Firstly, I’d like to apologise to the team at Inflexion Games. I happen to share my name with their forthcoming gaslamp survival fantasy – to the extent they’ve had to mute me on social media so my silly little posts don’t get in the way of them looking at what people are saying about Nightingale.
And there’s plenty to say, especially after I was able to get a good tour of its systems back at Gamescom, and a peek at its beautiful world. It certainly looks the part, with some of the most gorgeously shimmering water and realistic wave physics I’ve seen. There are spectacular magic effects from player and enemy alike, and vibrant, hyper-realistic lighting.
The world feels unique – with fantasy tropes such as fairies and magic and colossal beasts explored by a character suited and booted like a Victorian, with a Mary Poppins umbrella that lets you float over grand, open landscapes. There’s a decent variety of environments populated by walking trees, giant skulled elks, elephant-esque dinosaurs, and other bizarrely spliced creations. Between the smart outfits, the inventive creature design, and the lush environments, it looks like nothing else.
And that’s important in such a crowded corner of video games. With Valheim and The Forest proving supremely popular in a short space of time, Nightingale needs to quickly stand out – and then stand the test of time. And for that, it needs a gameplay twist as well as pretty visuals.
Thankfully, there are realm cards. Inflexion promises around 50 cards will be available relating to biomes, creatures, resources and more. Together these cards are used as the basis to form procedurally generated realms to explore and in which to gather resources – players will use a biome card (like a desert or forest), a major card and a minor card and the system deals its magic.
It’s a smart way of putting power into the hands of players, while also limiting progression. Need more of a specific resource? Simply use the associated realm card in your next world, with rarer resources requiring rarer cards. Rather than endlessly exploring, players have agency in order to focus on more important things like storytelling, plus customising their character and estate.
Before that, you’ll need to survive. Initially, that means collecting berries to eat, and sticks and rocks to create tools and weapons. Want to cook? You’ll need to make a fire first. Crafting seems remarkably quick and intuitive, with tools created in just a couple of clicks and building parts selected in menus and plopped into the world, with elaborate construction done with ease. It’s also perhaps a little mundane to build the basics considering the magical fantasy setting. Eventually players will take on imposing creatures, but it’ll take a fair bit of busywork to get there, starting with small but vital tools and buildings before the more experimental work can begin.
Then you’ll want to fight off those creatures – and it’s here I have reservations. Nightingale can be played in both first and third-person, but – at least in this hands-off session – its combat just didn’t look satisfying. Melee involves blocking and swinging floaty weapons around like we’re back playing Skyrim in 2011, while gunplay lacks impact and force. Of course, it’s hard to tell without playing it myself and it may be that more interesting weaponry is found later on, but I don’t want to be up against a bullet sponge of a mystical giant with a rifle that feels like a pea shooter. Big numbers from each hit fill the screen but don’t suffice in selling the power fantasy.
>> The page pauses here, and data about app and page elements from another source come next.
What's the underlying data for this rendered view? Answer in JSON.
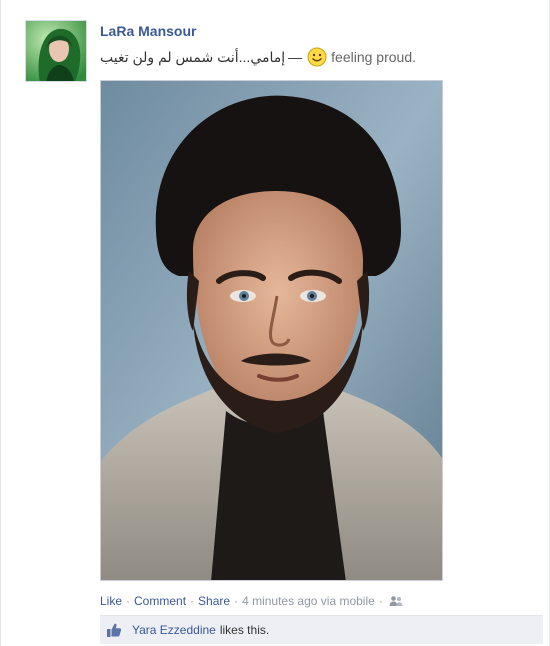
{
  "post": {
    "author": "LaRa Mansour",
    "status_arabic": "إمامي...أنت شمس لم ولن تغيب",
    "status_dash": "—",
    "feeling": "feeling proud.",
    "smiley_icon": "smiley-face-icon"
  },
  "actions": {
    "like": "Like",
    "comment": "Comment",
    "share": "Share",
    "separator": "·",
    "time": "4 minutes ago via mobile",
    "audience_icon": "friends-icon"
  },
  "likes": {
    "icon": "thumbs-up-icon",
    "liker": "Yara Ezzeddine",
    "suffix": "likes this."
  },
  "colors": {
    "link": "#3b5998",
    "meta": "#9197a3",
    "likes_bg": "#edeff4"
  }
}
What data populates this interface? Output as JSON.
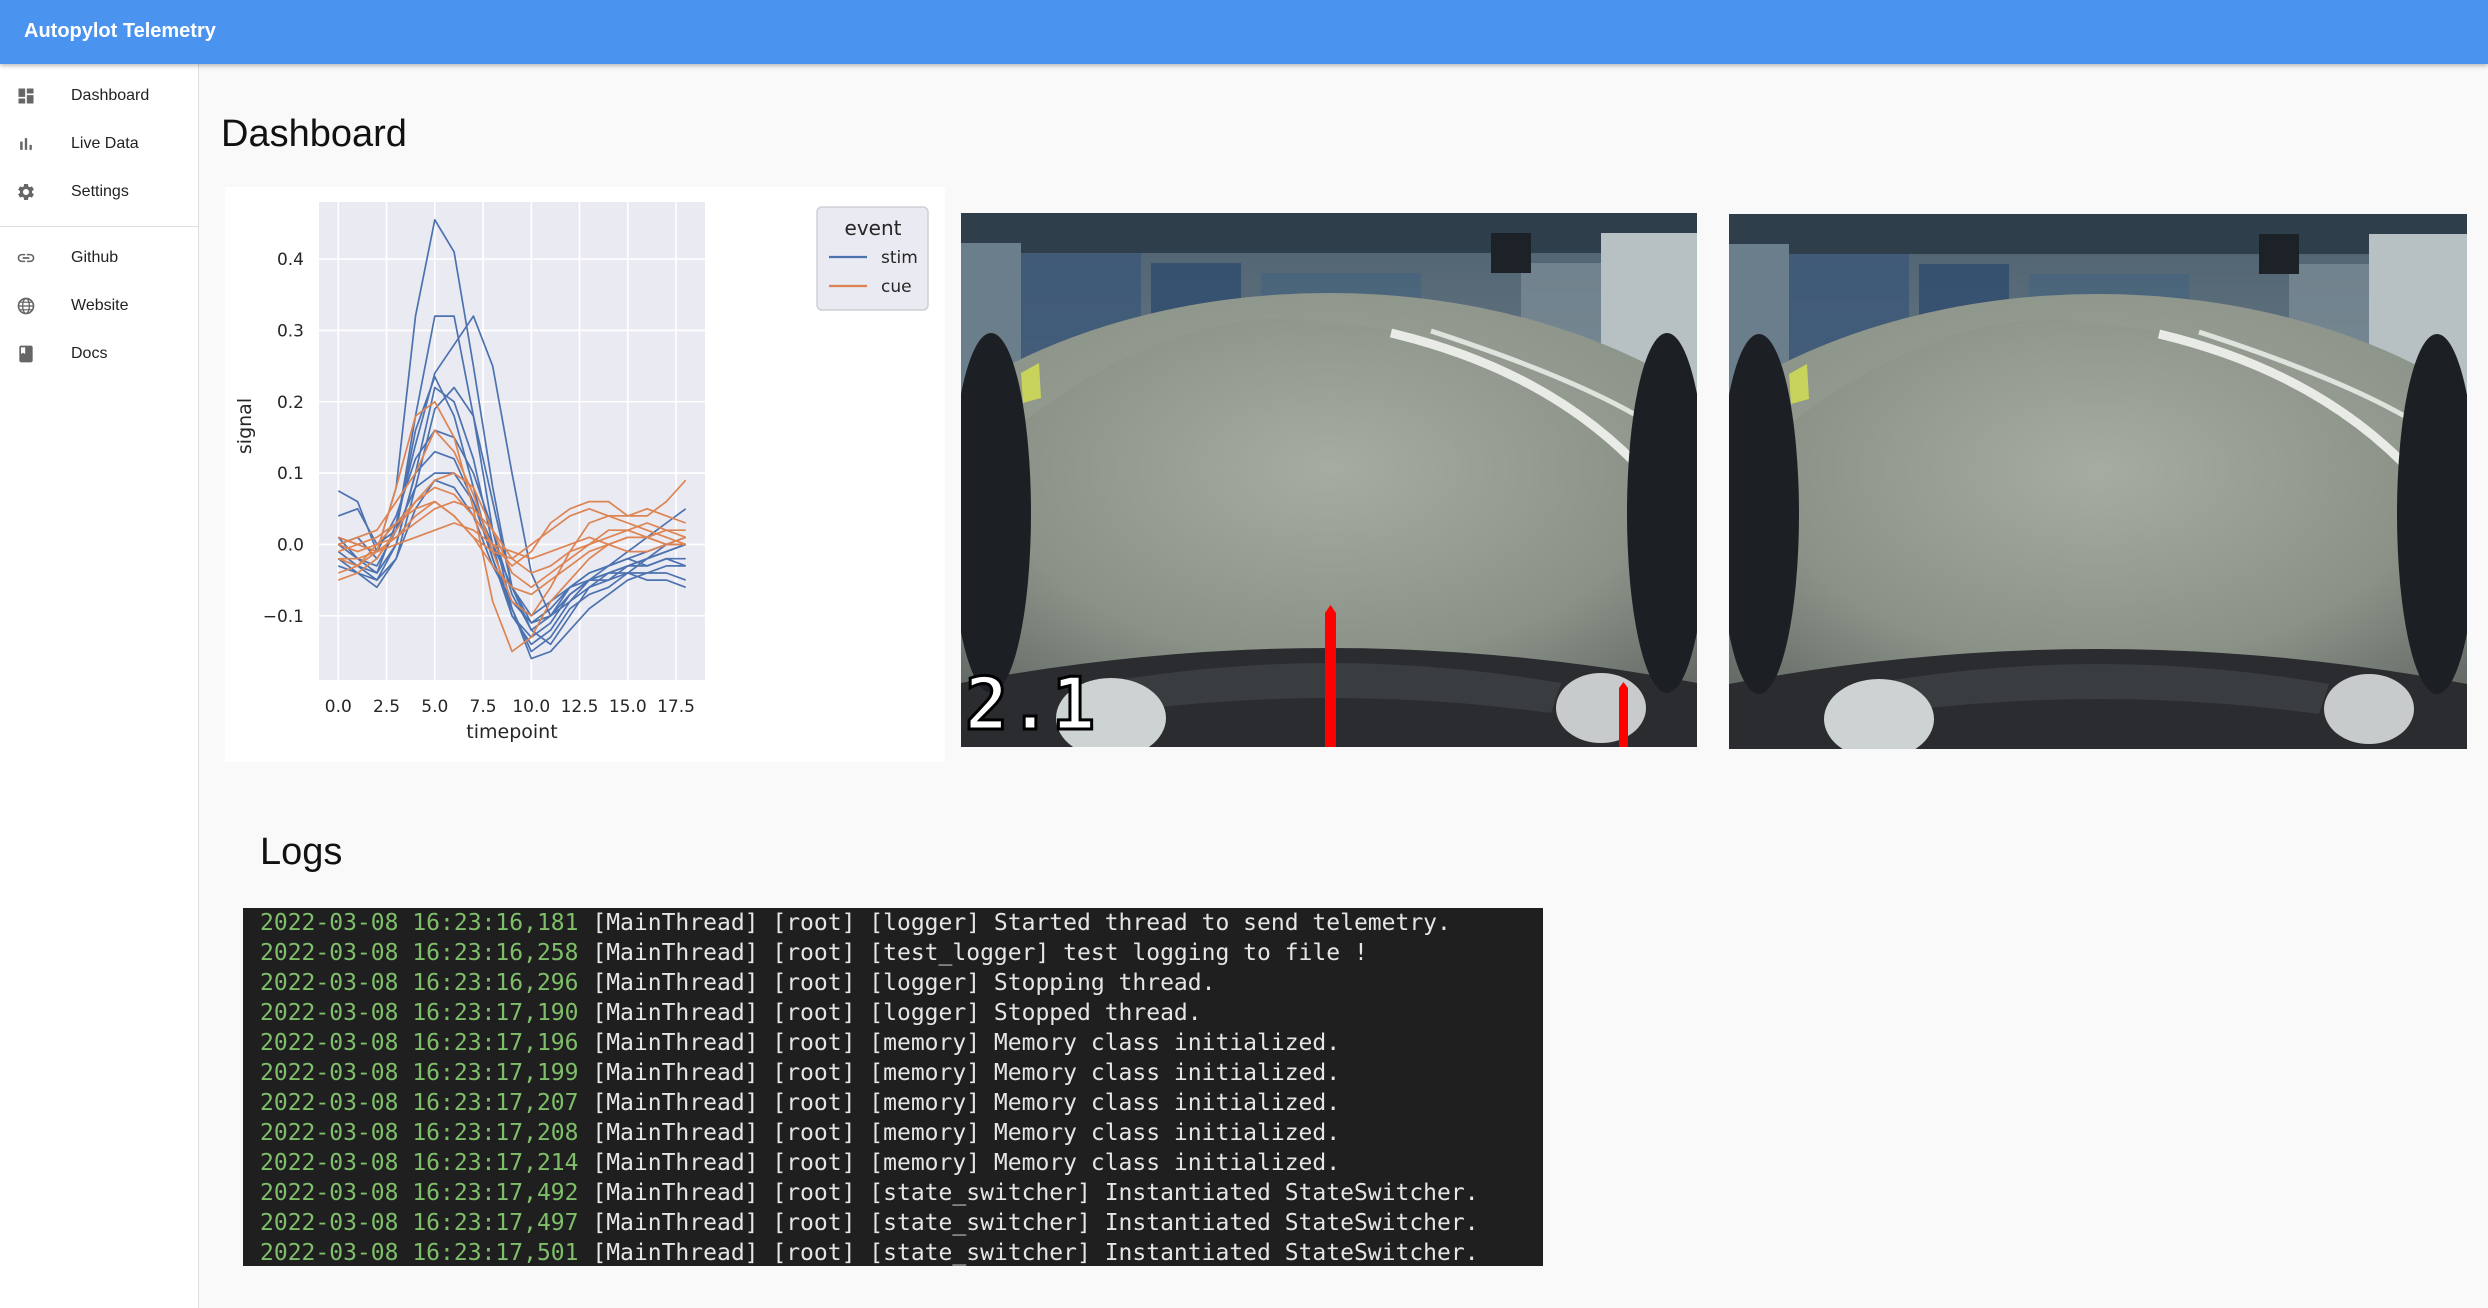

The developers took us through an encounter with a Sun Giant, one of the game’s apex creatures, and it was the variety of options in gameplay that impressed more than actual combat. An elaborate sniping tower was built near the enemy who stood alone in a vast swampy lake, but this was swiftly knocked down once battle commenced. The battle could have been avoided entirely had the giant accepted an offering instead.
This being an enemy with the power of the sun, the giant can blast dazzling rays of light at the player. The heat from these can be used to rise up into the sky with your umbrella and shoot from above, Breath of the Wild-style. Later, some other creatures joined the fray and carnage ensued. The encounter was lengthy, requiring shot accuracy and considered use of the environment. It seems there will be multiple ways of approaching combat, thanks to the crafting system used for buildings, tools, and weapons.
Then it’s back to your estate to build some more and customise your character. There’s an impressive character creator with plentiful, diverse options that’s detailed right down to the eyelashes. Indeed, player expression is important when joining others online for battle and proudly showing off estates, which continue the elegant aesthetic. Want to build more? You’ll need the materials, so back to the realms you go.
Survival game fans will certainly find a compelling loop here and there looks to be huge depth to the crafting system and realm card combinations. Yet I hope such fantastic visual design extends to the gameplay too and it doesn’t get bogged down with lightweight combat and mundane busywork. There’s still time for changes – its early access launch doesn’t roll around until 22nd February. But for now – and for a game about survival – Nightingale needs to lean more heavily into its gaslamp fantasy to ensure it sticks around.
on bbc news
on hindi news
on the news today
on channel 7 news
campo grande news ônibus
campo grande news greve de ônibus
l1 news horário dos ônibus
l1 news ônibus
lago azul news ônibus
news österreich heute
news österreich aktuell
news öffentlicher dienst
news österreich corona
news österreich orf
news österreich heute aktuell
news österreich sport
österreich news krone
öffentlicher dienst news 2023
österreich promi news